This course considers how digital networked technologies have impacted our legal and social institutions. Subjects may include: global regulation of the Internet; domain names and trademarks; pornography and First Amendment Free Speech issues; platforms and third-party liability; platform governance and moderation; computer fraud and abuse; mass data collection and web scraping; digital evidence for criminal and civil cases; combatting online harassment; and privacy and surveillance.
This course examines sustainability issues in non-Western countries around the world. Students will consider how local economic, political and cultural factors help shape sustainability strategies and examine the relationship between economic development and sustainability in a comparative framework. [Writing Intensive] Prerequisites: WRIT-201/202 and GDIV-2xx or GCIT-2xx

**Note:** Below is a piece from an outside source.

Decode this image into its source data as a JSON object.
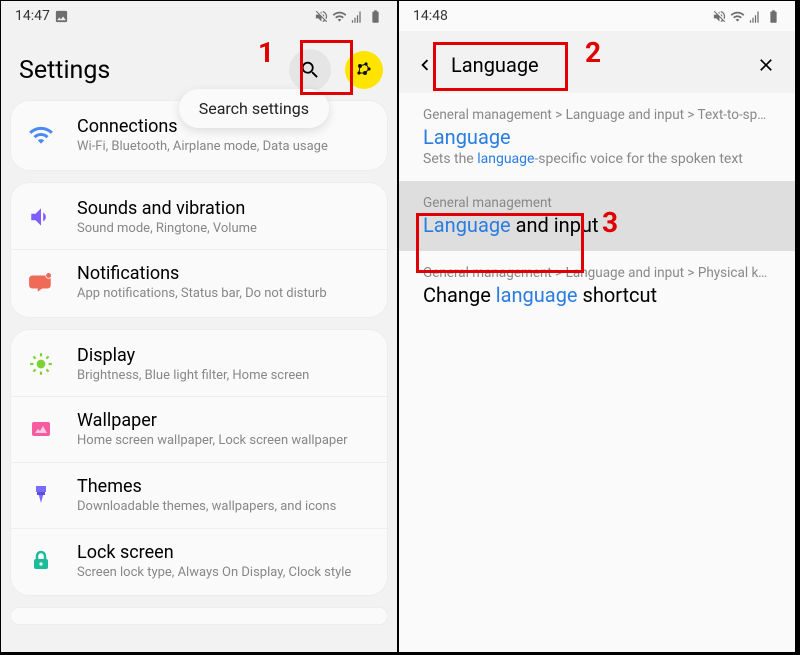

This course provides an introduction to a range of viewpoints, concepts, and characteristics of human behavior in existing designed spaces. Cultural, social, and psychological factors are examined, e.g., relationships to water, responses to open and enclosed spaces (both interior and exterior), roles of textures and aromas, relationships to the natural environment, etc. Various theories and methods of environmental assessment and design are studied that are based on an understanding of mutually supportive relationships between people and their physical environment. This course looks at how people use and are impacted by various environments and stimuli from a range of cultural, psychological and physical perspectives. [Writing Intensive]